I've been hearing lots lately about the Knitpicks circular needles kit. It looks pretty nice and I'm wondering what others have to say about it, especially in comparison to the Addi Turbos. I have a huge investment in the Addi Turbos but my objection is that the memory of the coiled cable is too strong and even with the hot water method of relaxing them, they still revert to the coiling. I like the Knitpicks idea of having a goodly selection in a smallish case. The difficulty with their product is that the smallest needle size is the 3.5 mm and lately I am using even smaller sizes. I also understand that the tips are quite sharp and I wonder about that. The bamboo set looks nice but I never use bamboo any more. Anyone care to give their opinions?
Calling all Kiwi and Aussie knitting blokes! I just heard on David Reidy's "Sticks & String" podcast about the New Zealand Knitters' Weekend on 15-17 June in Wellington on the North Island. It is sponsored by KnitWorld (a chain of yarn shops) and it sounds like a lot of fun. There will be celebrity speakers, workshops, competitions, stash-trading, charity knitting, Stitch 'n' Bitch along with a special 3 hour session just for blokes called "Knitting With Testosterone", led by James Herbison of the FiberAlive blog fame. The costs are very reasonable and I, for one, intend to be there. Here is the link:
Since it's so inexpensive for Aussies to fly to New Zealand, maybe some of you guys from Oz will come over and join us? I'm keen to meet other men who knit and wouldn't it be cool to actually meet some of the MWK regulars!
If I can ever possibly figure out how to post an event for June on MWK, I'll do that. I can't suss how to move forward in the calendar. Anyone know how?
Here are two handy little tools for those knitters who want to do their own knitting garment recipes. They’re called the “Sweater Wheel” and I got these on ebay recently. One wheel is for raglan sleeve jumpers, the other for inset sleeves.
The original packaging for the raglan sleeve jumpers gives the following:
“Knitting instructions for 360 raglan sweaters – just turn the dial and select your size. When dial is set instructions for entire sweater are shown. 3 styles: cardigan, round neck pullover, V-neck pullover. 3 wool weights: fingering yarn, sport yarn, worsted. Sweaters for the entire family (sizes range from baby to men’s 48.“

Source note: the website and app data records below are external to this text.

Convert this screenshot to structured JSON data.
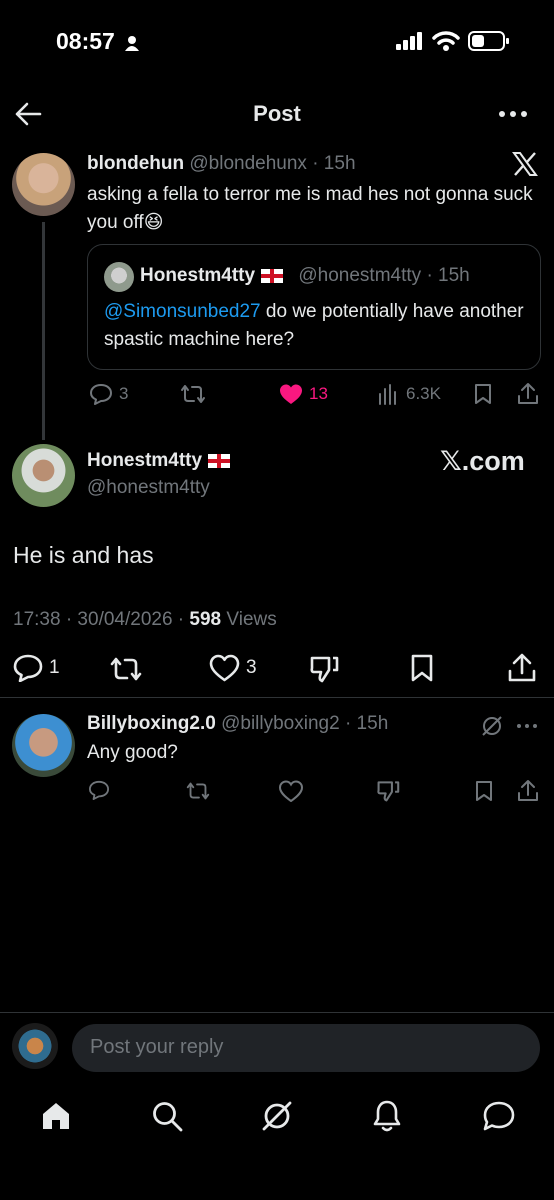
{
  "status": {
    "time": "08:57"
  },
  "header": {
    "title": "Post"
  },
  "post1": {
    "name": "blondehun",
    "handle": "@blondehunx",
    "time": "· 15h",
    "text": "asking a fella to terror me is mad hes not gonna suck you off😆",
    "quote": {
      "name": "Honestm4tty",
      "handle": "@honestm4tty",
      "time": "· 15h",
      "mention": "@Simonsunbed27",
      "text": " do we potentially have another spastic machine here?"
    },
    "replies": "3",
    "likes": "13",
    "views": "6.3K"
  },
  "main": {
    "name": "Honestm4tty",
    "handle": "@honestm4tty",
    "watermark": "𝕏.com",
    "text": "He is and has",
    "meta_time": "17:38 · 30/04/2026 · ",
    "meta_views": "598",
    "meta_views_label": " Views",
    "replies": "1",
    "likes": "3"
  },
  "reply": {
    "name": "Billyboxing2.0",
    "handle": "@billyboxing2",
    "time": "· 15h",
    "text": "Any good?"
  },
  "composer": {
    "placeholder": "Post your reply"
  },
  "colors": {
    "accent": "#1d9bf0",
    "like": "#f91880",
    "background": "#000000"
  }
}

It is by Bea Freeman Enterprises of Bryn Mawr, PA. The wheel is a good size, 11.5” across and is 2-sided. Each wheel is divided into three parts: Back, Front, Sleeves. The instructions are clear and easy to understand. One just dials-in the size for whichever sort of person (man, woman or child) the jumper is for and presto – all the directions are there! Although these are for flat knitting, I still can use them as a reference when I’m trying to decide the decreases for a set-in sleeve or a neckline.
I enjoy vintage knitting items, especially those I can use. There are certainly many ways to create a knitting garment recipe but this is a fun item – just wanted to share it. BTW: some nice MWK member told us about knittingfool.com and that's where I first learned about these. Thank you!
Yesterday in the post I received my latest knitting book. It's called "Selbuvotter - Biolgraphy of a Knitting Tradition" by Terri Shea in Seattle, WA. The book is a result of her work at the Seattle Nordic Heritage Museum, cataloging Nordic knitted garments. In that project, she charted the designs of the mittens and gloves she was cataloging. The book has 30 patterns for the Norwegian black and white stranded knitting patterns for mittens and gloves. There is a nice section on the history of this style of knitting as well as some practical how-to advice. The graphs are large and easy to read and there are photos of each style knitted up. I ordered the book directly from the author and she is lovely to deal with. Check out the website:
My thanks to JPaul for telling me about this book!